This was boom time for this small port and the effects of the whaling trade together with commercial trading with Europe, especially timber from the Baltic countries, spilled over on to many other trades, ship building, sail manufacturing, rope making, banking, etc. Whitby became well-known for the ships it built; they sailed the world and were used by Captain James Cook on his voyages of exploration. Investment rose; wealth flowed in. Ship owners and their captains looked to the cliff tops to build their new homes expanding the living area of the town away from the cliff-sides over-looking the river but not destroying it completely.
A certain glamour attached to these Greenland whalers, as these men, were known, for they combined the qualities of the hunter and an explorer, qualities needed by men who faced the rigours of the northern seas.

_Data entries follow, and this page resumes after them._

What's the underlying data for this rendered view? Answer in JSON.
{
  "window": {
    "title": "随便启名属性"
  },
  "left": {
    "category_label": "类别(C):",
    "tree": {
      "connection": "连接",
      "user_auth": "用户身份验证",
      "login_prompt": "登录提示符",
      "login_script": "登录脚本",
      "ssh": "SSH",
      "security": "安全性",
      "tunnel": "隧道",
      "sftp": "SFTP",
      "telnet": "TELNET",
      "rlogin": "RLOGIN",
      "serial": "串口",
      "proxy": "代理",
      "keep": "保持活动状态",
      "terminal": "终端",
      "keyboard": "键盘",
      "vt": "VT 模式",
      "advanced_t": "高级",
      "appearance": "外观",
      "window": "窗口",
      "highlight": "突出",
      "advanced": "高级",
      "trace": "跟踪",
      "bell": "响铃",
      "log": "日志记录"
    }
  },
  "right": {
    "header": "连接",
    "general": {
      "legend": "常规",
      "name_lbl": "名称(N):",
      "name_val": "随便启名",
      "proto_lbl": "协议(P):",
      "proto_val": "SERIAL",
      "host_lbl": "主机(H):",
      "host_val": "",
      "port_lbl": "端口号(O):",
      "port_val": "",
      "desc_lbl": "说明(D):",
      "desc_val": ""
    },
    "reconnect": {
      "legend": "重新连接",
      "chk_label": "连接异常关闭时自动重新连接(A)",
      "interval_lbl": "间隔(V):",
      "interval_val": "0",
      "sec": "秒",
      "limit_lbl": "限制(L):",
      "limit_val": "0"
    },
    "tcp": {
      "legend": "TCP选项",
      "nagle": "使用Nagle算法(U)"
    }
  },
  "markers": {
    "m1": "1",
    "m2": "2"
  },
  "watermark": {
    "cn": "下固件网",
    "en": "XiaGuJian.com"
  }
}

There was also something of a gambler in them; if the hunt was good their pay on reaching home again would be good, but arrive in port empty there would be no addition to the small basic pay and they and their families could face a hard winter. Consequently, crews were attracted more easily to ships whose captains were known to be particularly skilful or ‘lucky’ on their whaling expeditions. Such was the aura around these men that when sailing day arrived almost all work in the town stopped and the piers, staithes, harbour, and cliffs would be crowded by Whitby folk to see their men sail. They could be away for up to six months but whenever the cry of ‘Whale ship!’ heralding the sighting of one of their own, Whitby folk stopped everything to crowd those same places again and watch anxiously until the returning vessel was indentified.

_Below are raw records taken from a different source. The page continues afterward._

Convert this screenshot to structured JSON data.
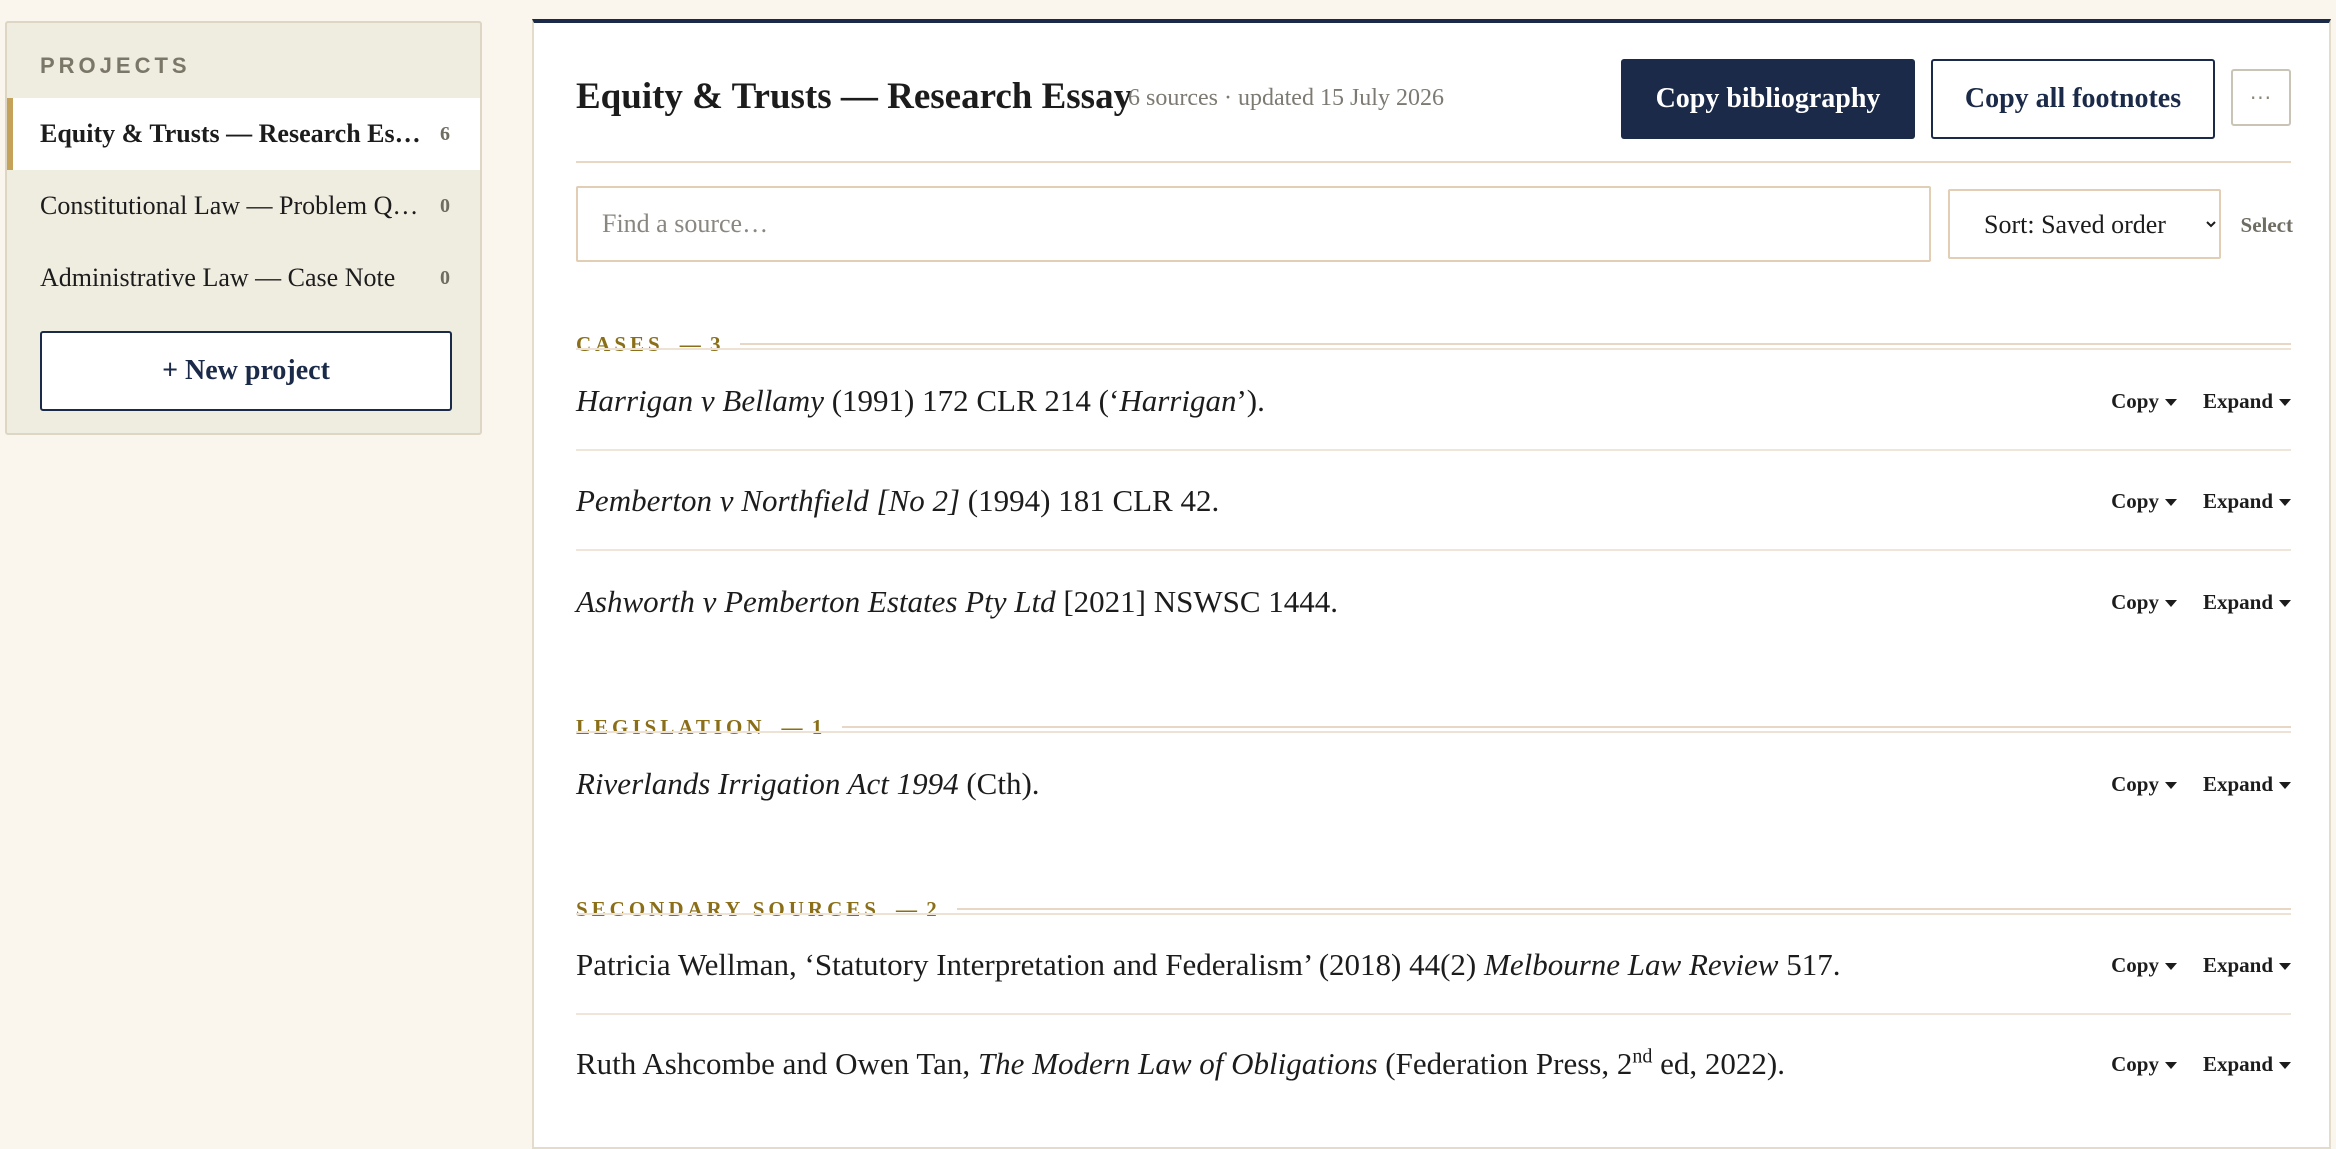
{
  "sidebar": {
    "heading": "PROJECTS",
    "projects": [
      {
        "label": "Equity & Trusts — Research Es…",
        "count": "6",
        "active": true
      },
      {
        "label": "Constitutional Law — Problem Q…",
        "count": "0",
        "active": false
      },
      {
        "label": "Administrative Law — Case Note",
        "count": "0",
        "active": false
      }
    ],
    "new_project_label": "+ New project"
  },
  "header": {
    "title": "Equity & Trusts — Research Essay",
    "meta": "6 sources · updated 15 July 2026",
    "copy_bibliography": "Copy bibliography",
    "copy_footnotes": "Copy all footnotes",
    "more": "···"
  },
  "toolbar": {
    "search_placeholder": "Find a source…",
    "sort_value": "Sort: Saved order",
    "select_label": "Select"
  },
  "row_actions": {
    "copy": "Copy",
    "expand": "Expand"
  },
  "sections": [
    {
      "label": "CASES",
      "count": "— 3",
      "sources": [
        [
          {
            "t": "Harrigan v Bellamy",
            "i": true
          },
          {
            "t": " (1991) 172 CLR 214 (‘"
          },
          {
            "t": "Harrigan",
            "i": true
          },
          {
            "t": "’)."
          }
        ],
        [
          {
            "t": "Pemberton v Northfield [No 2]",
            "i": true
          },
          {
            "t": " (1994) 181 CLR 42."
          }
        ],
        [
          {
            "t": "Ashworth v Pemberton Estates Pty Ltd",
            "i": true
          },
          {
            "t": " [2021] NSWSC 1444."
          }
        ]
      ]
    },
    {
      "label": "LEGISLATION",
      "count": "— 1",
      "sources": [
        [
          {
            "t": "Riverlands Irrigation Act 1994",
            "i": true
          },
          {
            "t": " (Cth)."
          }
        ]
      ]
    },
    {
      "label": "SECONDARY SOURCES",
      "count": "— 2",
      "sources": [
        [
          {
            "t": "Patricia Wellman, ‘Statutory Interpretation and Federalism’ (2018) 44(2) "
          },
          {
            "t": "Melbourne Law Review",
            "i": true
          },
          {
            "t": " 517."
          }
        ],
        [
          {
            "t": "Ruth Ashcombe and Owen Tan, "
          },
          {
            "t": "The Modern Law of Obligations",
            "i": true
          },
          {
            "t": " (Federation Press, 2"
          },
          {
            "t": "nd",
            "sup": true
          },
          {
            "t": " ed, 2022)."
          }
        ]
      ]
    }
  ],
  "colors": {
    "navy": "#1b2a48",
    "accent_gold": "#8b6f18",
    "active_bar": "#c4a25a"
  },
  "icons": {
    "caret": "caret-down-icon",
    "more": "more-horizontal-icon"
  }
}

The life was hard and a man required toughness and courage to cope with the demanding work and survive the dangers which threatened from the sea, ice, weather and, not least, the prey itself which they attacked with hand-held harpoons from open boats of 25 to 28ft long. They were manned by six or seven men, one as helmsman the rest as oars. The five-oared boat was the one in general use. The harpooner was in command of the boat and he pulled the bow oar until they were in position to attack the whale. A strike could mean danger. The whale could run, and, though the Greenland whale was amongst the most docile of whales, it could still be a menace as the boat pulled in for the harpooner to make his kill. If he was successful the whale would be towed alongside the ship where it would be flensed - cut up - and stowed below decks, to be brought back to Whitby to be rendered into oil. The hunt for more whales was continued in a hope that the ship would be ‘full’ before the unrelenting Arctic winter set in. Failure to be away in time could mean being locked in the ice with little hope of survival. There are examples of whalers who did so but they are few and far between. The most famous one to do so from a British port was the Diana of Hull. Her story was told in the diary of Charles Edward Smith, who was surgeon on the Diana. His son edited it and it was published in 1922 under the title From the Deep of the Sea. It is a tragic yet heroic story but shows us what faced the whalers in the Arctic.